Toast the bread in the oven for 8 minutes at 180C (or you could just eyeball it).

Rounds topped with mixture
Then top each one with about a teaspoon of the cheese and onion mix, and grill until the cheese is bubbly. You can top with some paprika, if you like, to provide a bit of colour and an extra taste.

The finished article

They taste fabulous and they're somehow addictive, too. Just a word of warning - don't bite them straight out of the oven. The superhot mix basically cleaves to the roof of your mouth and they're exactly the right size to burn the whole of it.

And here's the recipe card:

Tuesday, June 12, 2012

Cheese gunk

Ailbhe of Simply Splendiferous is pretending it's summer. A good idea, even as the weather drops its gloomy reminders that it is not so.

And dips are prime summer food. She has an easy cheesy dip on her blog, and my competitive instinct has led me to post one which is even easier and, I suspect, even tastier.

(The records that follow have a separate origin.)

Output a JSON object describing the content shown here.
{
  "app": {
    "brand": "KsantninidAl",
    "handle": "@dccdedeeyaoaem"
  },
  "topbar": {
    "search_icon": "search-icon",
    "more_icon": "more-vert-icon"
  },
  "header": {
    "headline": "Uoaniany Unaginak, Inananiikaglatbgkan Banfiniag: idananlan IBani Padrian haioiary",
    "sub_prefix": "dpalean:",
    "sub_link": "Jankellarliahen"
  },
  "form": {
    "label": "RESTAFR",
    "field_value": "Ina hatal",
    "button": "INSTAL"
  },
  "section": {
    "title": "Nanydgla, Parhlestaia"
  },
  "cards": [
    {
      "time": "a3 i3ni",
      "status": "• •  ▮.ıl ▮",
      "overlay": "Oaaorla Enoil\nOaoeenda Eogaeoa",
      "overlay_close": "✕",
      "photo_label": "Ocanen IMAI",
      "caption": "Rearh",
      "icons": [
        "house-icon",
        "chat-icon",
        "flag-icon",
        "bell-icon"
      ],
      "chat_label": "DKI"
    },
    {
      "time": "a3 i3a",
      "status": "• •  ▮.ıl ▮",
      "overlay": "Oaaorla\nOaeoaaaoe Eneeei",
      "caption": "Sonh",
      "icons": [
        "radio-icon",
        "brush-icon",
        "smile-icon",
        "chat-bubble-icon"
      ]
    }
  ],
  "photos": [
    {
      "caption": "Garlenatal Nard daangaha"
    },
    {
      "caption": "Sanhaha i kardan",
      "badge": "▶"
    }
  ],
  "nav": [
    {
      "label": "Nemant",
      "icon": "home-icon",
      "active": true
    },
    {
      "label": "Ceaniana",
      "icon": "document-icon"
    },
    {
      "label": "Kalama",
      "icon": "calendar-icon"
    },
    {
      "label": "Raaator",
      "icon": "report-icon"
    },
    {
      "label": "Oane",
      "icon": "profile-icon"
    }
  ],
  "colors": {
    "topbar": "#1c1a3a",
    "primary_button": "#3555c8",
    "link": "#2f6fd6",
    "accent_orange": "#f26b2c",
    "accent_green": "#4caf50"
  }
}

I took it to a Eurovision party, and people I didn't know came out of the kitchen saying things like 'Who made that? It's delicious! You have to tell me how to make it.'

The recipe in all its glory:

Packet of Danish Blue
Packet of cream cheese
Clove of garlic (optional)

Mash the Danish blue with a fork in a bowl. Mash in about the equivalent amount of cream cheese. Crush garlic clove with side of knife. Place in bowl.

It doesn't sound like much, does it? But it's utterly addictive.

It's another old family recipe known as 'cheese gunk', although @linderella29, whose party it was, misheard it as 'cheese dump'. We like slightly disgusting food names in our family – one day I'll introduce you to 'phlegm cakes'.

Looks awful, tastes fabulous

Monday, April 30, 2012

Chocolate chip and oatmeal cookies

Easy ways to make yourself popular on a long coach journey – get a cake tin, fill it with about 60 cookies and pass it round.

My lovely choir went on a trip to St Ives, Cambridgeshire (yes, yes, seven wives) and I decided to bake something. Partly, the church were providing 'refreshments' and as that can mean anything from biccies'n'tea to a four trestle-table blowout (Darwen URC, I'm looking at you), I thought I'd better bring reinforcements.

This cookie recipe is our family recipe. It has three main advantages: it's delicious, it's easy and it makes loads. It has one major disadvantage: it uses cup measures.

I grew up using cup measures in the UK. I grew up making this recipe, even. Just buy a cup measure and have done with it! I think mine came from Poundland, or it is possible to buy jugs with cups down one side and ml or fl oz down the other.

11/2 cup shortening (As I was once on Radcliffe and Maconie to explain, shortening is whatever marge or butter you have to hand)
11/2 cup brown sugar
2 eggs
1tsp baking soda dissolved in 1/3 cup boiling water
1tsp vanilla
2 cups flour
4 cups rolled oats
12oz chocolate chips (ie 100g, or three bags)

Mix in large bowl in above order. Cover bowl and refrigerate at least 12 hours (I never bother). Drop by greased teaspoon onto greased baking. Bake at 325 F (170C) until lightly browned (that's about 8-10 mins).

The recipe says it makes 7-8 dozen. I've never got that much out of it, but I got 64 out of it on Friday, and I ate quite a bit of dough... (It was there! I was never going to fill another baking sheet!)

Members of the choir were very appreciative and a couple of people asked me for the recipe. I can actually recite the recipe, it's that easy and I've been making it so long, but they didn't have a pen. This blog post will hopefully serve instead.

(Apparently it's National Oatmeal Cookie Day today and I finally got my mother's permission to post the recipe...)